If you're looking for information on the web, you can browse using Internet Explorer 10 which is optimised for touch-screen tablets. If you'd rather look up information through an app, Windows 8 also offers Wikipedia and Encyclopaedia Britannica to look for knowledge.
4. Writing your essays
We’ve all heard the traditional incomplete assignment excuses – the student portal crashed, computer corrupted, notes left in your best mates halls, etc. . . . With Office 365, losing your work shouldn’t be an issue due to it working in the cloud.
· Office 365 is cloud-based, so all your documents are held there. If the worst happens to your computer, you’ll still be able to access your files from elsewhere.
· Students can subscribe to Office 365 for four years at a special rate of £1.25 per month, allowing you to install Office 365 on two PCs or Macs, as well as two mobile devices.
· If you happen to be using a PC without a copy of Office 365 installed, such as a library, you can still use Office through Office on Demand, a streamed version of Office 365.

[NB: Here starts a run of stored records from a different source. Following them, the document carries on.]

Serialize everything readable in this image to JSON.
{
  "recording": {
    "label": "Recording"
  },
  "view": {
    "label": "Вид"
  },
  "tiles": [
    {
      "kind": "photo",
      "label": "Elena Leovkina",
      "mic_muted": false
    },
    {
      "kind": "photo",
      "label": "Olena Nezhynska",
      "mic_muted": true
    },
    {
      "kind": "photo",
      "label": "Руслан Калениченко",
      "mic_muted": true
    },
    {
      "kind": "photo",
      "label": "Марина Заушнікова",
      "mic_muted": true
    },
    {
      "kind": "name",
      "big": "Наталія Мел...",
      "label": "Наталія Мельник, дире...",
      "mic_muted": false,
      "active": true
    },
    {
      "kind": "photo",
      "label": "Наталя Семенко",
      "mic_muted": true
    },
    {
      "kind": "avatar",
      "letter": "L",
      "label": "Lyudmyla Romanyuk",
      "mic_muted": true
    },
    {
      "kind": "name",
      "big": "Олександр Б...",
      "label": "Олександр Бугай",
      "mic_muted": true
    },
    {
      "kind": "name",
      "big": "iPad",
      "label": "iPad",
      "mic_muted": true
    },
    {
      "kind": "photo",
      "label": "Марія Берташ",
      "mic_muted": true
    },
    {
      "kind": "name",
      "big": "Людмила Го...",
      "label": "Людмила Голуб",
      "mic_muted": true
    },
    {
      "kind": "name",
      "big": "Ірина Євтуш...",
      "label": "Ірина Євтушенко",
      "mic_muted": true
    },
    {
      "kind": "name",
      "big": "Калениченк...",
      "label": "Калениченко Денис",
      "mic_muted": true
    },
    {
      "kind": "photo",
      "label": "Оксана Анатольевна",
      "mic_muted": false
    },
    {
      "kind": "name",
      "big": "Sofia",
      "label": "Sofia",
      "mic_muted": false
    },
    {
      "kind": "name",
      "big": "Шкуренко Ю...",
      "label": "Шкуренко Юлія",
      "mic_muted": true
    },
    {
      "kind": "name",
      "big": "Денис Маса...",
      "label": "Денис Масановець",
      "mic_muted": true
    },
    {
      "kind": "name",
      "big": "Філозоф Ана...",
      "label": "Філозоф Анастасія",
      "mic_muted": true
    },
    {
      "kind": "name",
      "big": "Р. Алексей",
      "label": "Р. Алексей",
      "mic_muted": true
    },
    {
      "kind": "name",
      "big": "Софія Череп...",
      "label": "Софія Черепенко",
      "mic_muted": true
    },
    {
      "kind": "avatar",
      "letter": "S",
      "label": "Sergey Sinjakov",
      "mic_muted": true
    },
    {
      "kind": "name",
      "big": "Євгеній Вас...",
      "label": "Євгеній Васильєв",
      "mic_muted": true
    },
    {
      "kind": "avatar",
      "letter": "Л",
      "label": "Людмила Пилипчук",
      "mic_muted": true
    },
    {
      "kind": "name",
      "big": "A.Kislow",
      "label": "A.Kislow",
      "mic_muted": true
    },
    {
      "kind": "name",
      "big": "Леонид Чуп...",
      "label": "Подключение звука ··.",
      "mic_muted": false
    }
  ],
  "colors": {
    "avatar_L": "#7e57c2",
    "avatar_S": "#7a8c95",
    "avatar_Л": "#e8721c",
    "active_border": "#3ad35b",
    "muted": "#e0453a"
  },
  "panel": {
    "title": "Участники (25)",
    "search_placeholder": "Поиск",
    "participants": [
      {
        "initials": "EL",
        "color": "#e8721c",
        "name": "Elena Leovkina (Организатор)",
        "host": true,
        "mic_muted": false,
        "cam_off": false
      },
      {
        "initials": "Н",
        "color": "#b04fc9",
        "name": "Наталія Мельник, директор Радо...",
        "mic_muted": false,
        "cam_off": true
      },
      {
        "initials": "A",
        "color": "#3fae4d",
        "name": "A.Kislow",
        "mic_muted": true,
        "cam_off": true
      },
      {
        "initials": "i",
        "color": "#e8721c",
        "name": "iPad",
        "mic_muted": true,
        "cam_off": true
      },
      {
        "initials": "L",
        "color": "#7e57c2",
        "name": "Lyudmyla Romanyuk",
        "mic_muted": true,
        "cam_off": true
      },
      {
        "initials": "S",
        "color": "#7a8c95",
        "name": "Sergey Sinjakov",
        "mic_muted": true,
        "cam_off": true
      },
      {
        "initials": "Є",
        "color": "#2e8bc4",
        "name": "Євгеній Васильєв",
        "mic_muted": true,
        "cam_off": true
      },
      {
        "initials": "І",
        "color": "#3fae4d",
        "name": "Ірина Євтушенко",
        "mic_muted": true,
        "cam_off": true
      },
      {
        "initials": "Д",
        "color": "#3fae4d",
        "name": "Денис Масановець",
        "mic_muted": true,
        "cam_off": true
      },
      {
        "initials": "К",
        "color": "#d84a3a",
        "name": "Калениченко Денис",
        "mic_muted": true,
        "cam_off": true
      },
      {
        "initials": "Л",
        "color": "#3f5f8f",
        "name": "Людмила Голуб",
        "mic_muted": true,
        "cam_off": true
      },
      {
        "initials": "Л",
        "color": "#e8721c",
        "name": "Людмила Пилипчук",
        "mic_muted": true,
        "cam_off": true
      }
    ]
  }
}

5. Communication with your loved ones
Email is vital for communication while at University, and the Windows 8 email app is available for use straight from the start screen. Here you can add different email accounts, such as Outlook.com, Gmail and Yahoo, which means it's the only email client you'll ever need to use.
If you're living away from home, Skype is a great way to communicate with friends and family, using real-time messaging, phone or video call. Windows 8.1 will have Skype tightly integrated – so you won't have to download the app because it'll be part of the Start Screen Line-Up.
The majority of University students use social media for communication. Windows 8 has a Twitter app which offers the same Home, Connect, Discover and Me tabs you'll find on a browser, but which also makes use of Windows 8 features such as Snap view, photos and Live Tiles and notifications.
6. Leisure Time
Once your day of study is out the way, it’s time for the second University past time - to have some fun! Windows 8 is great for that – cook up a great meal for your flatmates using the Great British Chefs app, or host a great pre-drinks with Cocktail Flow map. You can also keep the parents back home happy by keeping a close eye on finances – use financial apps such as the NatWest app to keep track of your money.
Enjoy semester 1!